GIVEN INFORMATION.
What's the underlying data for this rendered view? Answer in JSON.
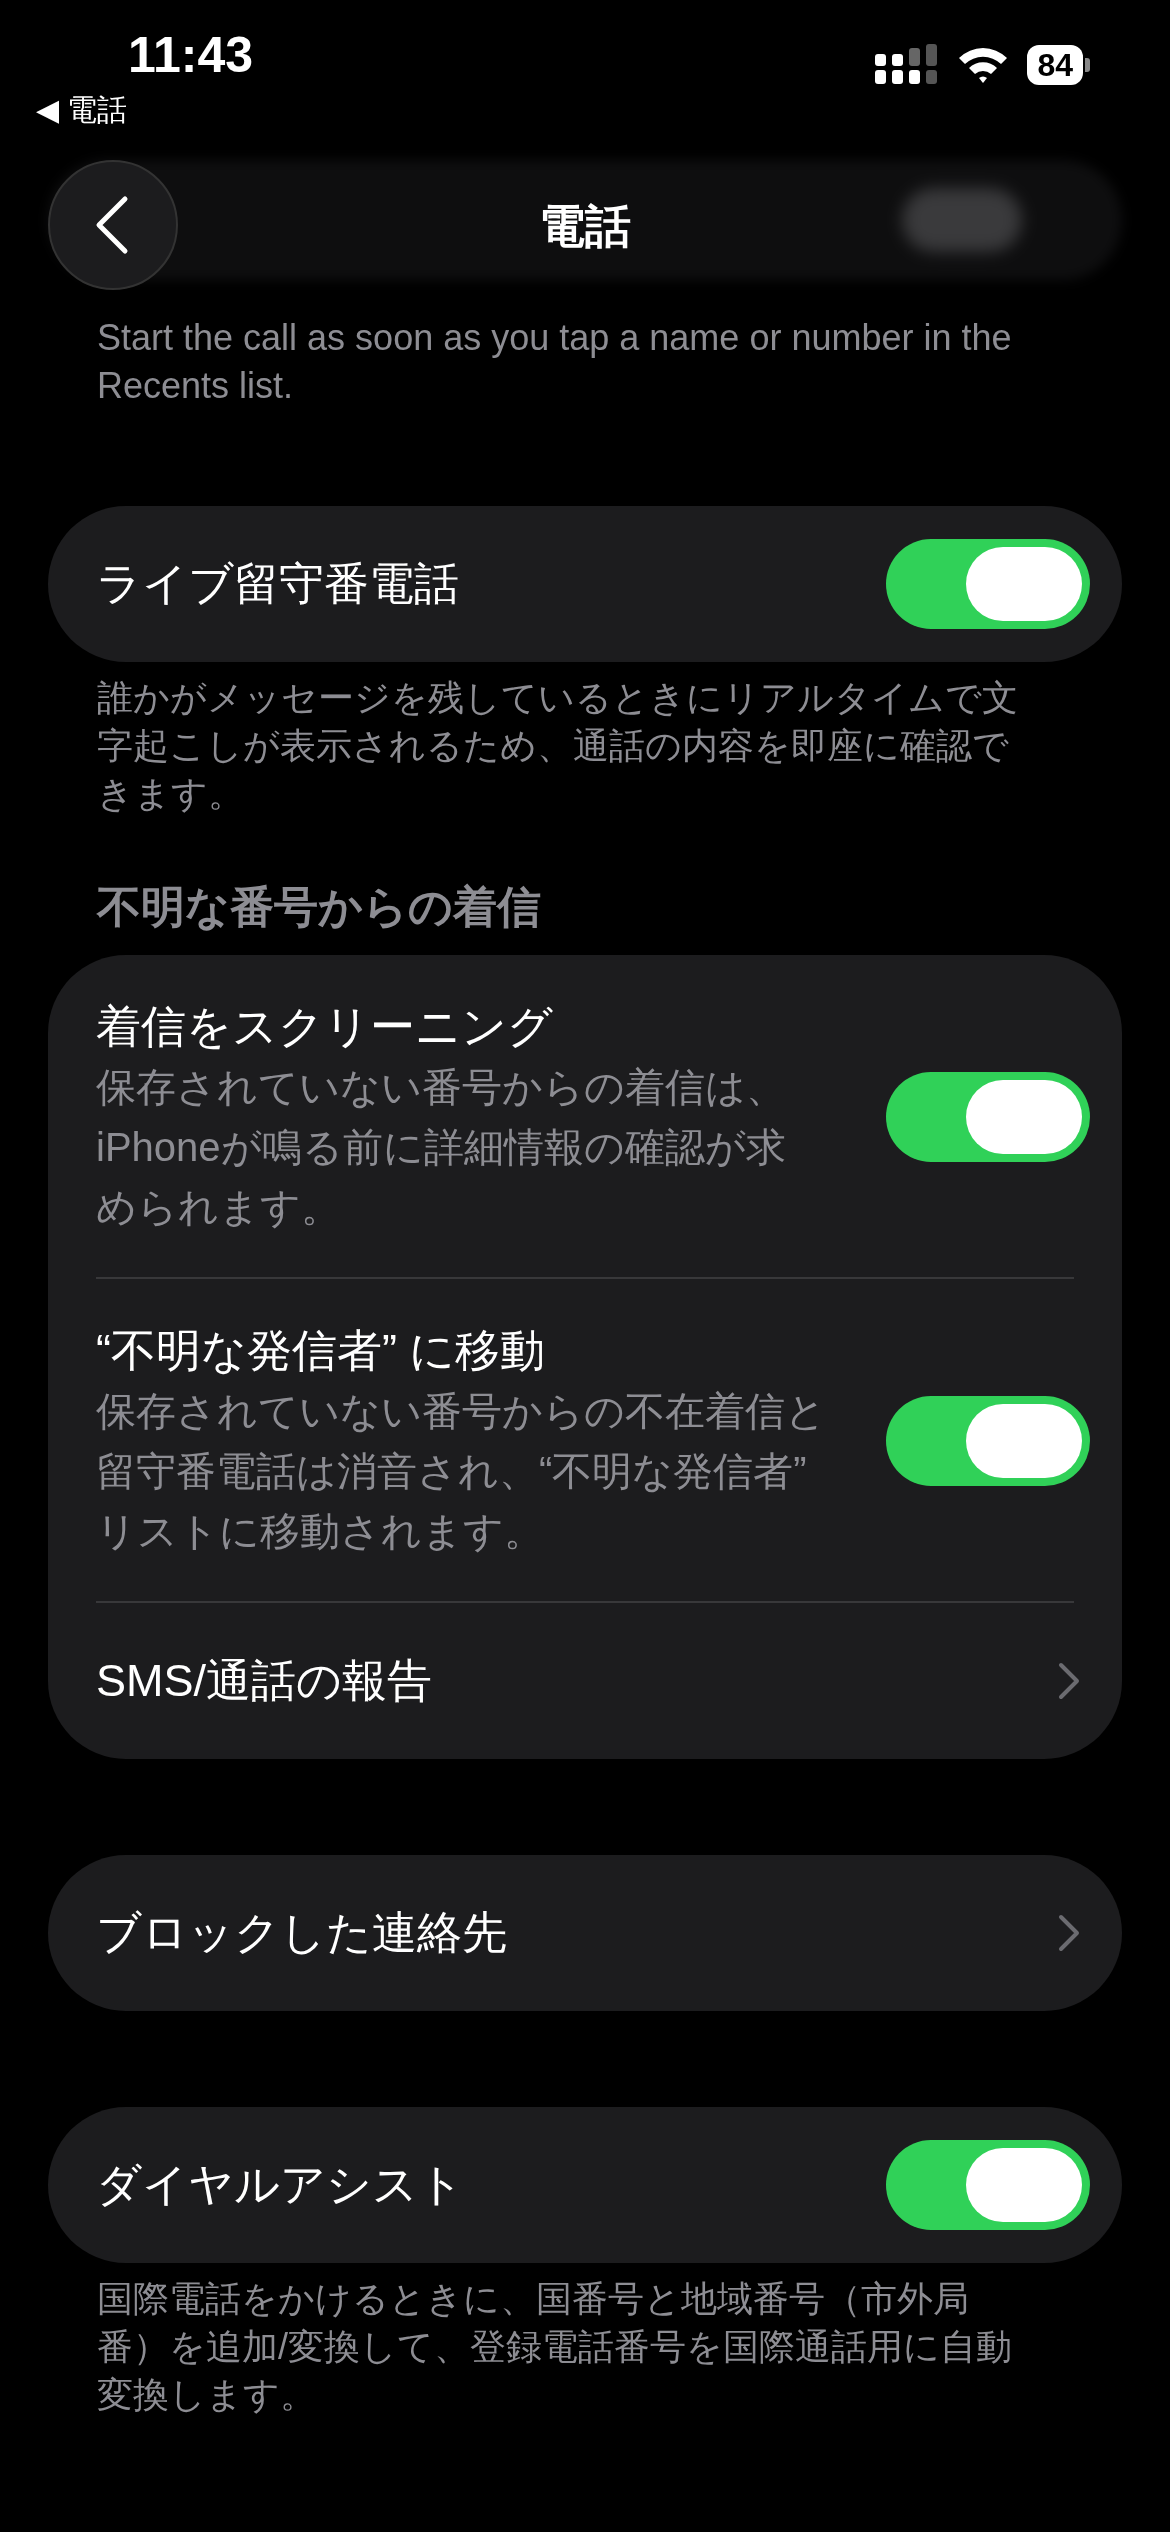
{
  "status_bar": {
    "time": "11:43",
    "back_app": "◀ 電話",
    "battery": "84"
  },
  "nav": {
    "title": "電話"
  },
  "top_footer": "Start the call as soon as you tap a name or number in the Recents list.",
  "groups": [
    {
      "rows": [
        {
          "kind": "toggle",
          "title": "ライブ留守番電話",
          "on": true
        }
      ],
      "footer": "誰かがメッセージを残しているときにリアルタイムで文字起こしが表示されるため、通話の内容を即座に確認できます。"
    },
    {
      "header": "不明な番号からの着信",
      "rows": [
        {
          "kind": "toggle",
          "title": "着信をスクリーニング",
          "subtitle": "保存されていない番号からの着信は、iPhoneが鳴る前に詳細情報の確認が求められます。",
          "on": true
        },
        {
          "kind": "toggle",
          "title": "“不明な発信者” に移動",
          "subtitle": "保存されていない番号からの不在着信と留守番電話は消音され、“不明な発信者” リストに移動されます。",
          "on": true
        },
        {
          "kind": "link",
          "title": "SMS/通話の報告"
        }
      ]
    },
    {
      "rows": [
        {
          "kind": "link",
          "title": "ブロックした連絡先"
        }
      ]
    },
    {
      "rows": [
        {
          "kind": "toggle",
          "title": "ダイヤルアシスト",
          "on": true
        }
      ],
      "footer": "国際電話をかけるときに、国番号と地域番号（市外局番）を追加/変換して、登録電話番号を国際通話用に自動変換します。"
    }
  ]
}
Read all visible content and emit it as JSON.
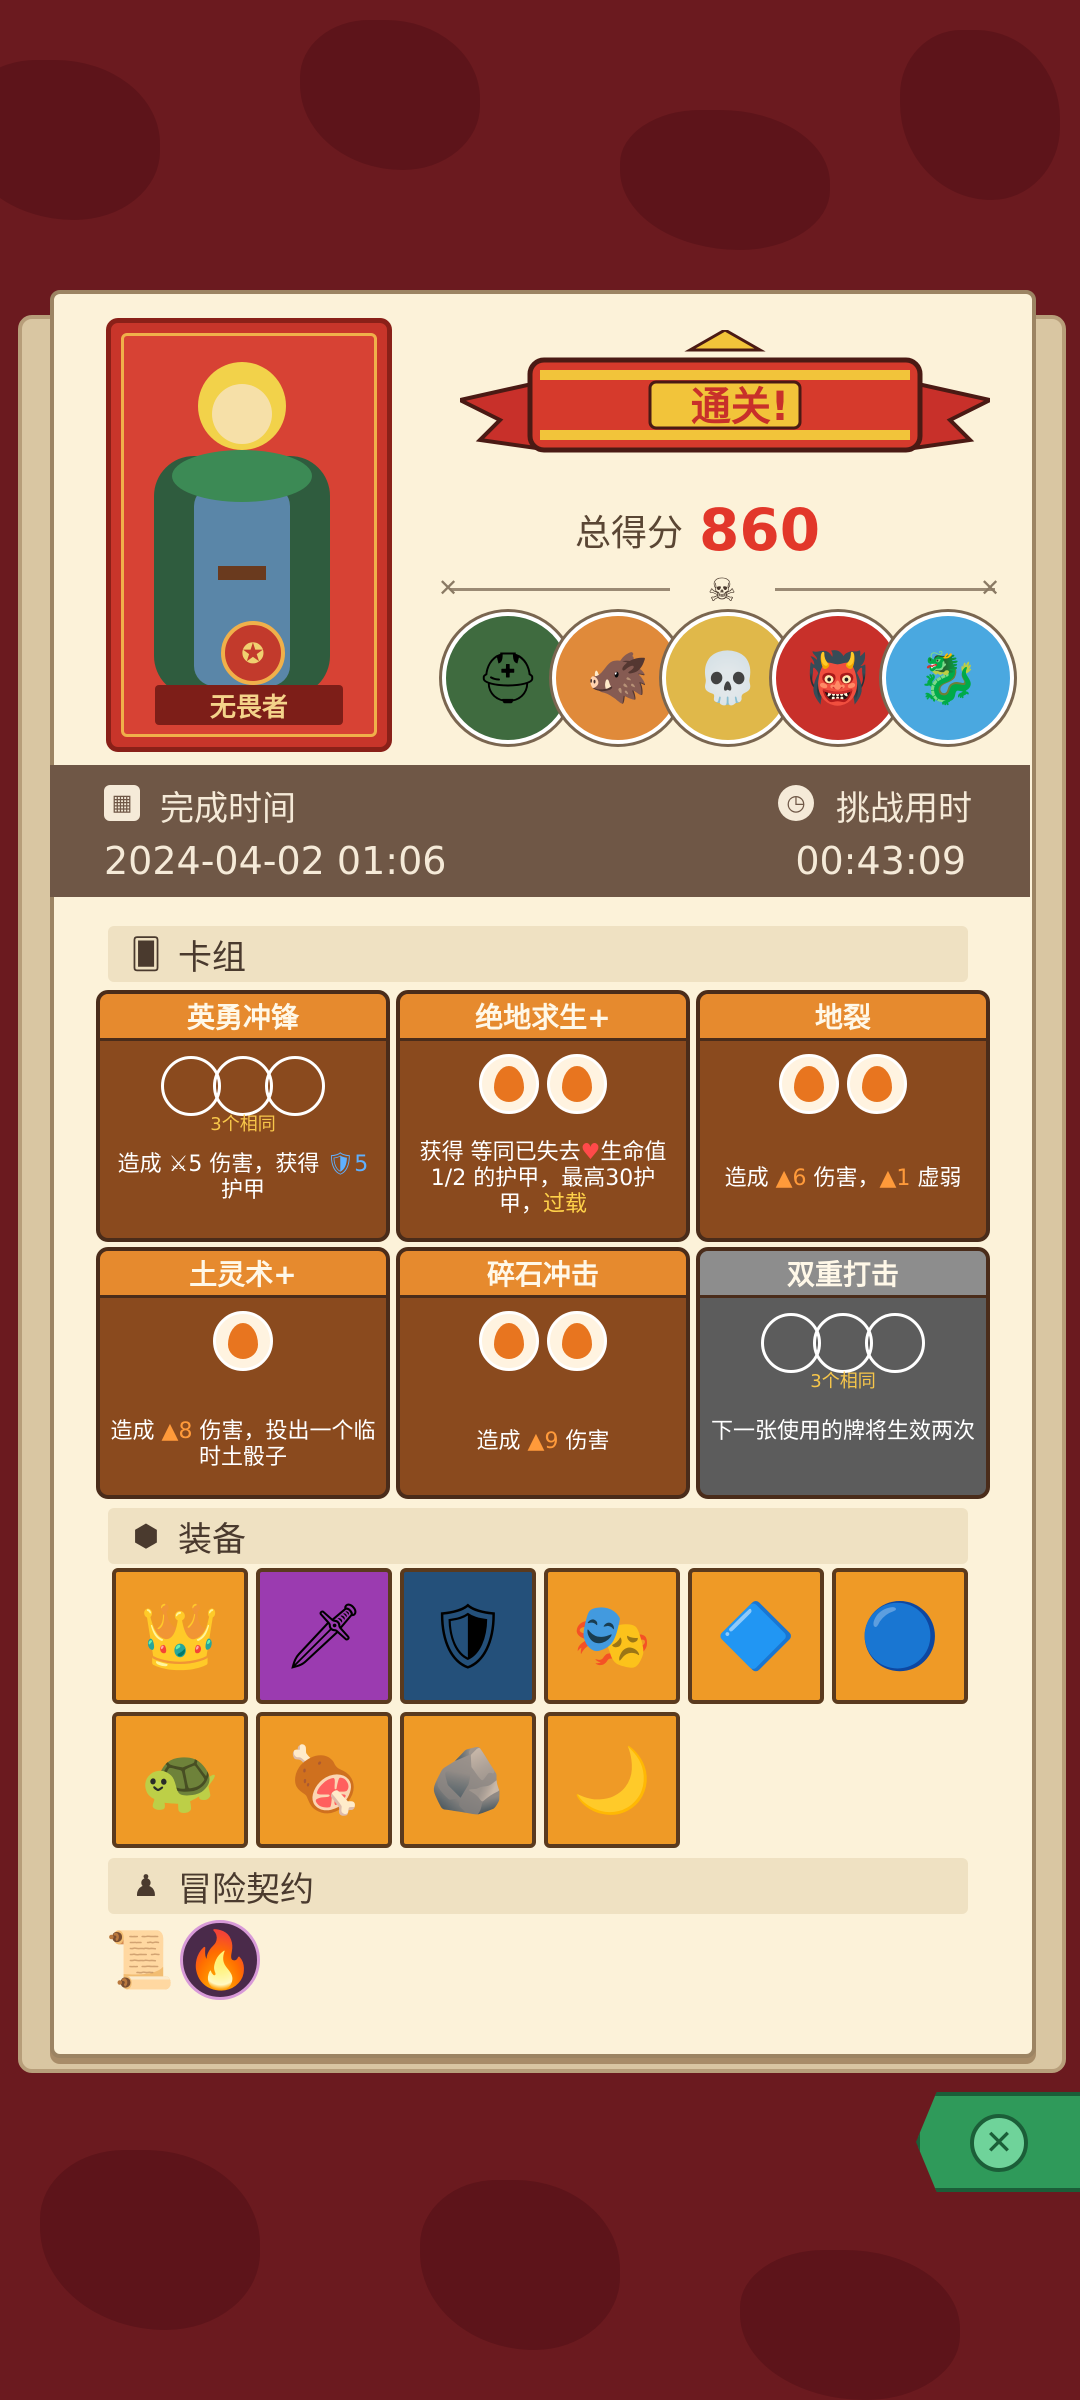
{
  "hero": {
    "name": "无畏者"
  },
  "result": {
    "banner": "通关!",
    "score_label": "总得分",
    "score_value": "860"
  },
  "bosses": [
    {
      "name": "armor-knight-boss",
      "color": "#3f6b3f",
      "glyph": "⛑"
    },
    {
      "name": "boar-boss",
      "color": "#e08a3a",
      "glyph": "🐗"
    },
    {
      "name": "skull-boss",
      "color": "#e0b84a",
      "glyph": "💀"
    },
    {
      "name": "demon-boss",
      "color": "#c8302a",
      "glyph": "👹"
    },
    {
      "name": "dragon-boss",
      "color": "#4aa8e0",
      "glyph": "🐉"
    }
  ],
  "times": {
    "finish_label": "完成时间",
    "finish_value": "2024-04-02 01:06",
    "duration_label": "挑战用时",
    "duration_value": "00:43:09"
  },
  "deck": {
    "title": "卡组",
    "cards": [
      {
        "title": "英勇冲锋",
        "same": "3个相同",
        "desc_html": "造成 ⚔5 伤害，获得 <span class='hl-blue'>🛡5</span> 护甲"
      },
      {
        "title": "绝地求生+",
        "desc_html": "获得 等同已失去<span class='hl-red'>♥</span>生命值1/2 的护甲，最高30护甲，<span class='hl-yellow'>过载</span>"
      },
      {
        "title": "地裂",
        "desc_html": "造成 <span class='hl-orange'>▲6</span> 伤害，<span class='hl-orange'>▲1</span> 虚弱"
      },
      {
        "title": "土灵术+",
        "desc_html": "造成 <span class='hl-orange'>▲8</span> 伤害，投出一个临时土骰子"
      },
      {
        "title": "碎石冲击",
        "desc_html": "造成 <span class='hl-orange'>▲9</span> 伤害"
      },
      {
        "title": "双重打击",
        "same": "3个相同",
        "desc_html": "下一张使用的牌将生效两次"
      }
    ]
  },
  "equipment": {
    "title": "装备",
    "items": [
      {
        "name": "crown",
        "bg": "#ef9a26",
        "glyph": "👑"
      },
      {
        "name": "red-dragon-dagger",
        "bg": "#9b3bb0",
        "glyph": "🗡"
      },
      {
        "name": "chest-armor-compass",
        "bg": "#24507a",
        "glyph": "🛡"
      },
      {
        "name": "spiked-mask",
        "bg": "#ef9a26",
        "glyph": "🎭"
      },
      {
        "name": "blue-shield",
        "bg": "#ef9a26",
        "glyph": "🔷"
      },
      {
        "name": "blue-orb",
        "bg": "#ef9a26",
        "glyph": "🔵"
      },
      {
        "name": "turtle-shell",
        "bg": "#ef9a26",
        "glyph": "🐢"
      },
      {
        "name": "meat-leg",
        "bg": "#ef9a26",
        "glyph": "🍖"
      },
      {
        "name": "moss-stone",
        "bg": "#ef9a26",
        "glyph": "🪨"
      },
      {
        "name": "pink-moon-orb",
        "bg": "#ef9a26",
        "glyph": "🌙"
      }
    ]
  },
  "contract": {
    "title": "冒险契约"
  },
  "colors": {
    "background": "#6b1a1f",
    "paper": "#fcf2d9",
    "band": "#6f5746",
    "accent": "#e2372a"
  }
}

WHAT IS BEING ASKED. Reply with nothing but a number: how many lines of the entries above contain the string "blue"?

WRITTEN ANSWER. 3